Dr Thompson and Dr Ryan say the reasons for the differing results between north and south are still speCUlative. Dr Thompson said a paper from Denmark at the Adelaide conference indicated that the AMF hyphae were rather restricted at soil temperatures below l5°C, leading to more measurable benefits in the north.
Dr Ryan said crops tended to grow more quickly in sub-tropical conditions and probably had a great demand for phosphorus early in the growing period, which was met by the synergistic relationship between AMF and host plants.
She said these results suggested that, in the southern grainbelt, low AMF numbers induced by canola crops were unlikely to effect phosphorus uptake or yield in wheat and, in southern NSW, in legumes.
"Farmers in the south experiencing poor growth of wheat after canol a should consider factors other than AMF. In particular they should be aware that modern phosphatic fertilisers have very low levels of zinc contamination compared to those in the past. Canol a uses a lot of zinc and thus much zinc is removed in canola grain depleting many soils.
"In addition, while canola does not host many of the root diseases in wheat, it will host the root lesion nematode Pratylenchus neglectus. Sulphonylurea herbicides may also affect the ability of roots to take up phosphorus and zinc."

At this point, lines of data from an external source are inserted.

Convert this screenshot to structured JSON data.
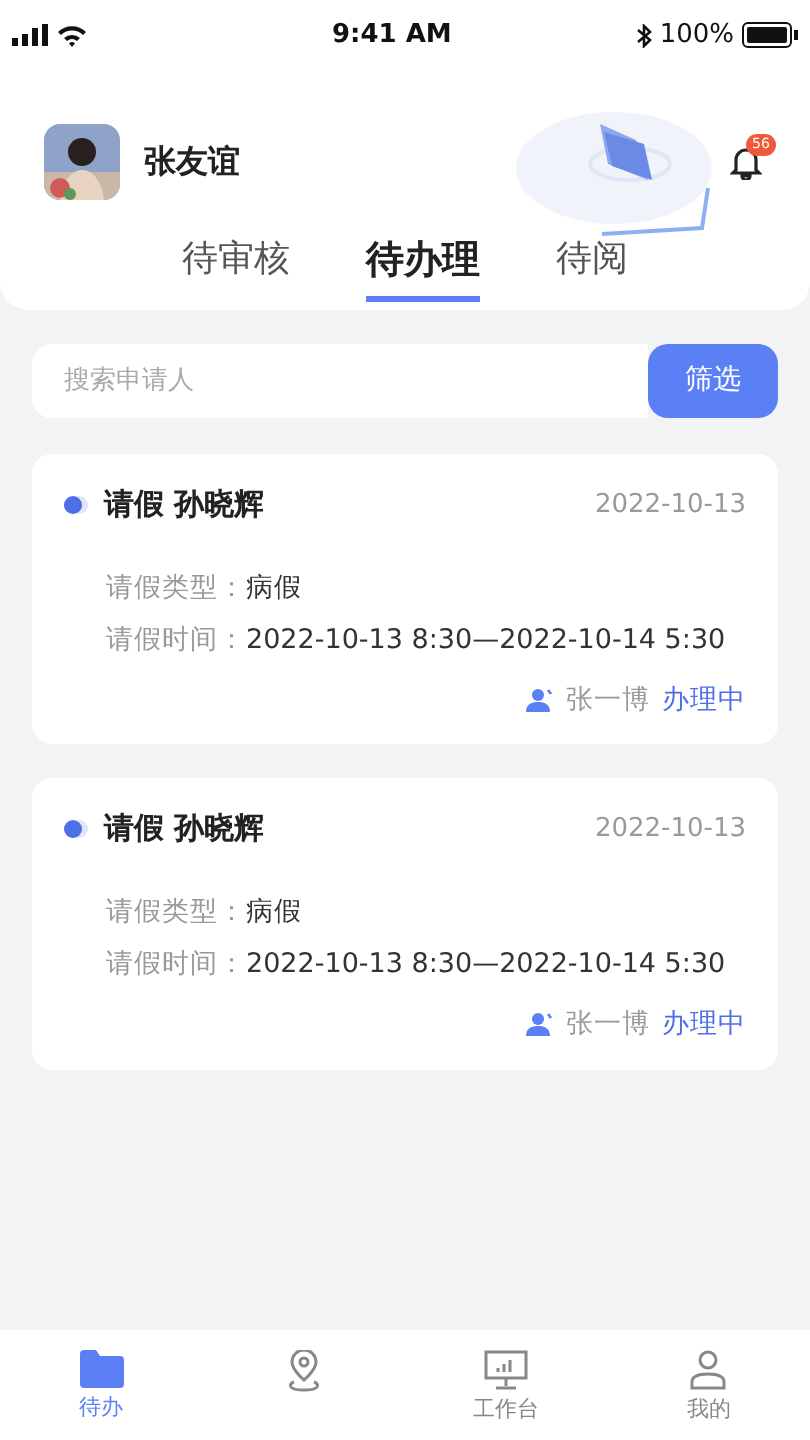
{
  "status_bar": {
    "time": "9:41 AM",
    "battery": "100%"
  },
  "header": {
    "user_name": "张友谊",
    "notification_count": "56"
  },
  "tabs": [
    {
      "label": "待审核",
      "selected": false
    },
    {
      "label": "待办理",
      "selected": true
    },
    {
      "label": "待阅",
      "selected": false
    }
  ],
  "search": {
    "placeholder": "搜索申请人",
    "button": "筛选"
  },
  "cards": [
    {
      "title": "请假 孙晓辉",
      "date": "2022-10-13",
      "fields": [
        {
          "label": "请假类型：",
          "value": "病假"
        },
        {
          "label": "请假时间：",
          "value": "2022-10-13 8:30—2022-10-14 5:30"
        }
      ],
      "handler": "张一博",
      "status": "办理中"
    },
    {
      "title": "请假 孙晓辉",
      "date": "2022-10-13",
      "fields": [
        {
          "label": "请假类型：",
          "value": "病假"
        },
        {
          "label": "请假时间：",
          "value": "2022-10-13 8:30—2022-10-14 5:30"
        }
      ],
      "handler": "张一博",
      "status": "办理中"
    }
  ],
  "bottom_nav": [
    {
      "kind": "folder",
      "label": "待办",
      "selected": true
    },
    {
      "kind": "pin",
      "selected": false
    },
    {
      "kind": "monitor",
      "label": "工作台",
      "selected": false
    },
    {
      "kind": "user",
      "label": "我的",
      "selected": false
    }
  ]
}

Research supported by growers and the Federal Government on these relationships is ongoing.